Innovators, entrepreneurs see China as launch pad for ideas and funding | THE DAILY HERALD

XIAMEN, China–Marco Filippi from Italy, the developer of “Wego,” an innovative car-sharing app, was in China this week to pitch his idea in the hopes of gaining momentum in the world’s most populated country. His aim was to attract investors who see the same economically-viable and eco-friendly solution as he does.

  Filippi’s pitch was one of 60 from around the globe, including St. Maarten, at the Fourth China College Students’ “Internet Plus” Innovation and Entrepreneurship Competition held at University of Xiamen in Southern China. He did not win the competition, but sees it as a steppingstone. 

  “China is the biggest market for us,” said Filippi. “It was very useful to be here even without having the winning pitch.”

  It has been useful for Filippi’s “Wego,” as it put out to a wider audience his business model of people “timesharing” cars rather than investing in one of their own. This model offers built-in secondary insurance specific to the car-sharing market.

  The gathering of innovators and entrepreneurs in one venue created a hub for different platforms and networking. “It was good for my business and my personal development,” Filippi said.

  From an eco-friendly option to more country-specific, Tunukiwa Daudi of Kijana Voice Network, a Tanzania-based media company, hoped to attract an investor or get drafted into a business incubator. His goal was to garner at least enough money to expand his studio to produce more content to boost entrepreneurial thinking and lifestyle skills among the youth.

  “We are transforming mindset and influencing culture,” Daudi said.

  The radio and television programmes his company created several years ago need to be placed now in an accessible format. “We need a media hub and for that we need equipment,” Daudi said.

  He too was not successful in finding a backer at the competition, but sees it as a major steppingstone and is immensely happy with the exposure and networking opportunities.

 Two young women journeyed from Madagascar to see if their eco-friendly business would get funding to help them meet growing demand for sustainable charcoal production. Fetra Amdriafaramalala and Lalanirina Rasoloarimanga’s Mi-Arina project turns solid organic waste into charcoal – a fuel heavily in demand on this island.

  “We were only seeking US $50,000 to expand our business to meet a growing demand. We are taking what is waste and turning it into something useful and needed for our people,” Amdriafaramalala said. “Our product has an application in the wider world, so we still have hope of gaining some investment with the exposure we now have from this competition.”
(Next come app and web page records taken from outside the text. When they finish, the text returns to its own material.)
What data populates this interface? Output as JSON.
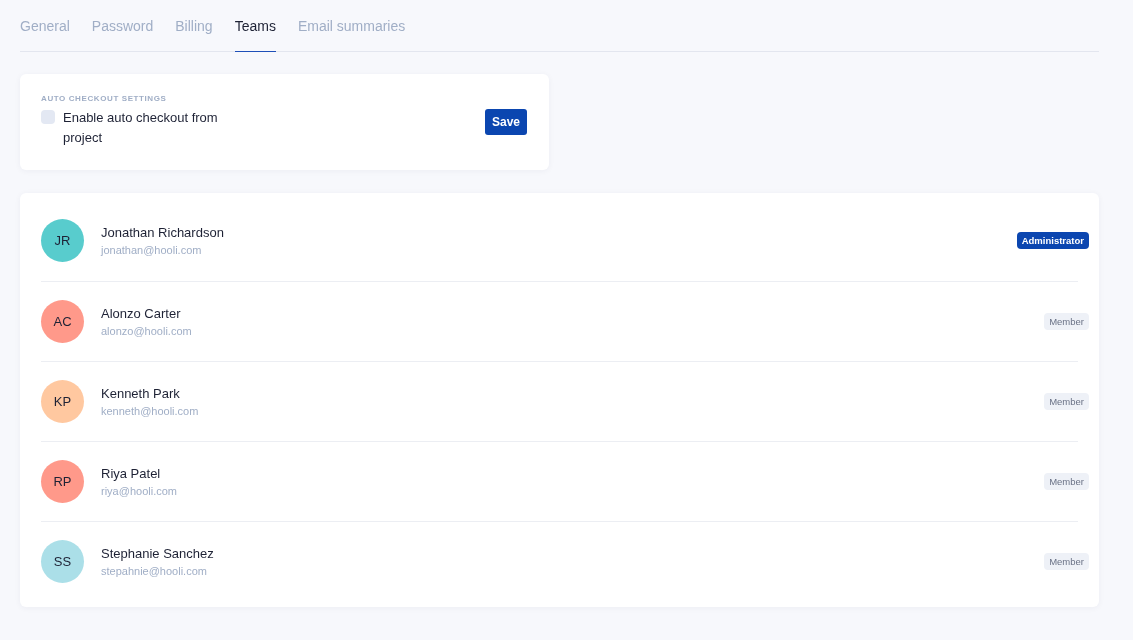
{
  "tabs": [
    {
      "label": "General",
      "selected": false
    },
    {
      "label": "Password",
      "selected": false
    },
    {
      "label": "Billing",
      "selected": false
    },
    {
      "label": "Teams",
      "selected": true
    },
    {
      "label": "Email summaries",
      "selected": false
    }
  ],
  "auto_checkout": {
    "heading": "AUTO CHECKOUT SETTINGS",
    "checkbox": {
      "label": "Enable auto checkout from project",
      "checked": false
    },
    "button": "Save"
  },
  "members": [
    {
      "initials": "JR",
      "color": "#58cccd",
      "name": "Jonathan Richardson",
      "email": "jonathan@hooli.com",
      "role": {
        "label": "Administrator",
        "kind": "admin"
      }
    },
    {
      "initials": "AC",
      "color": "#ff998a",
      "name": "Alonzo Carter",
      "email": "alonzo@hooli.com",
      "role": {
        "label": "Member",
        "kind": "member"
      }
    },
    {
      "initials": "KP",
      "color": "#ffc8a0",
      "name": "Kenneth Park",
      "email": "kenneth@hooli.com",
      "role": {
        "label": "Member",
        "kind": "member"
      }
    },
    {
      "initials": "RP",
      "color": "#ff998a",
      "name": "Riya Patel",
      "email": "riya@hooli.com",
      "role": {
        "label": "Member",
        "kind": "member"
      }
    },
    {
      "initials": "SS",
      "color": "#abdfe8",
      "name": "Stephanie Sanchez",
      "email": "stepahnie@hooli.com",
      "role": {
        "label": "Member",
        "kind": "member"
      }
    }
  ]
}
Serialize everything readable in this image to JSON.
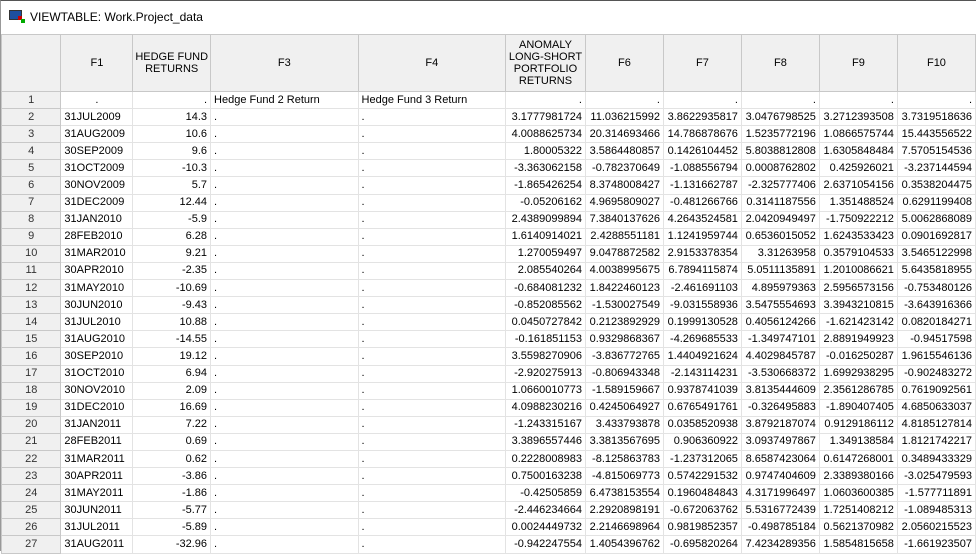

  Project Mi-Arina was also not successful in gaining an immediate investor.

  Invitly, a business social networking app created by a French and Dutch duo, was also among those wooing investors. The already-operational app of co-founders Karim Benaïssa and Alexander Bregman allows users to create casual meetings for networking or information gathering.

  Competition judge Simon Jones of the United Kingdom said that aside from the innovative ideas, it was “the passion” of the competitors that stood out, as well as their “spirit of creativity.”

  “There was an enormous amount of energy and they were all open to collaboration,” Jones said.

  He described the competition as an integral part of the creation process.

  “We can all communicate via the Internet and social media, but events such as this make it all human. It was also good to not only see innovations surrounding the buzz words of Blockchain and AI [artificial intelligence – Ed.]. Competitors were all seeking to address the needs of nations,” said Jones. 

  China’s investment in innovation and commitment to entrepreneurs was heavily illustrated at the summit. The international competition track formed part of the Common Action Summit organised by the China-based Promotion Association for the Global Youth Innovation Leaders Community PLIC. 

  Running parallel to the international track competition, was the local one that pitted hundreds of college students from around China against each other. They put forward their innovative takes and entrepreneurship ideas to a host of judges. Participation in this competition has led to real life applications. Case in point is one of China’s biggest bike-sharing businesses and apps which has its roots in this competition.

Source: The Daily Herald